What saved 2015?

December 2, 2015 - Issue 30

After dry conditions through many parts of the Prairies in May and June, canola growers were fairly grim about prospects for the crop. Rain in July turned the year around for many of these dry regions. And oddly, it turned out that the worst looking crops in June produced some of the better yields by harvest time. Many growers, to their surprise, harvested their best yields on record.

Canola's ability to produce more branches and continue to flower and set seed help it turn around when growing conditions improve.

Canola’s ability to produce more branches and continue to flower and set seed help it turn around when growing conditions improve.

How is that possible?

In short, Brassica napus is semi-determinant in its growth, which means it can produce new growing points from leaf axils. When conditions change to provide more moisture, nutrients or heat, secondary and tertiary branch growth can extend flowering or even initiate secondary flowering.
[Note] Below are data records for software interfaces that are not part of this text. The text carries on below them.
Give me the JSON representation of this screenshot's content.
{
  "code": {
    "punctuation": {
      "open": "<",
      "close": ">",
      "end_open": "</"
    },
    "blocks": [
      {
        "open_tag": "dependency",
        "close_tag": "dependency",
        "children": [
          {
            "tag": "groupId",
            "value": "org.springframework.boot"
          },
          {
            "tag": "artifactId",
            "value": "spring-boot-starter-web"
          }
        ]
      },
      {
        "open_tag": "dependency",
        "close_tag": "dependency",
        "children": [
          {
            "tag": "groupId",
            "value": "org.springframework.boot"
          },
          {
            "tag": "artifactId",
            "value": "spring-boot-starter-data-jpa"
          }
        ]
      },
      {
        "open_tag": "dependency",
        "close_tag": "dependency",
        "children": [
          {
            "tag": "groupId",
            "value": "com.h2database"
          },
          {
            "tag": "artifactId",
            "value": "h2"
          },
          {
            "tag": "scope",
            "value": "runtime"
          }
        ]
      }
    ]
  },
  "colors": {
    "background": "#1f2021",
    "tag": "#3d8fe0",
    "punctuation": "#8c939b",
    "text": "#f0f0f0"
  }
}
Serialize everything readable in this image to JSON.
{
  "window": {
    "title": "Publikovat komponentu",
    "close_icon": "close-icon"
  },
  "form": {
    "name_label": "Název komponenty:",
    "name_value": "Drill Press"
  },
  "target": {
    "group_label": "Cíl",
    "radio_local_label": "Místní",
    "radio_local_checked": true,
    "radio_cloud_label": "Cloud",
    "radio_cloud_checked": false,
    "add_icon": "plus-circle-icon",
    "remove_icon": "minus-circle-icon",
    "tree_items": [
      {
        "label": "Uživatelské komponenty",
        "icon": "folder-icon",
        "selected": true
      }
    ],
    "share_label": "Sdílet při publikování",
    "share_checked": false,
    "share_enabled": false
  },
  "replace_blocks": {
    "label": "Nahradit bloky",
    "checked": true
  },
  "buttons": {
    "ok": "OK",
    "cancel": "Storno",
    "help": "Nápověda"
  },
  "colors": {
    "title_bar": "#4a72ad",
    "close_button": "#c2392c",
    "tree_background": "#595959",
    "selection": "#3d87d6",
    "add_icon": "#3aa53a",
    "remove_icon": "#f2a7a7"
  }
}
This can produce a significant increase in yield as long as fall conditions allow for maturation. The fall of 2016 did provide these conditions for many regions.

Thin crops provided the space for this branching to occur, while crops that were dense and uniform early in the season did not have this same opportunity.

Results for 2015 are not a reason to alter plant establishment goals for 2016. Best management practices continue to be seed depth, timing and rate that provides for a uniform vigorous stand with seven or more plants per square foot.

Watch this Canola School video with Murray Hartman: “Ignoring the outlier growing season”

Canola Watch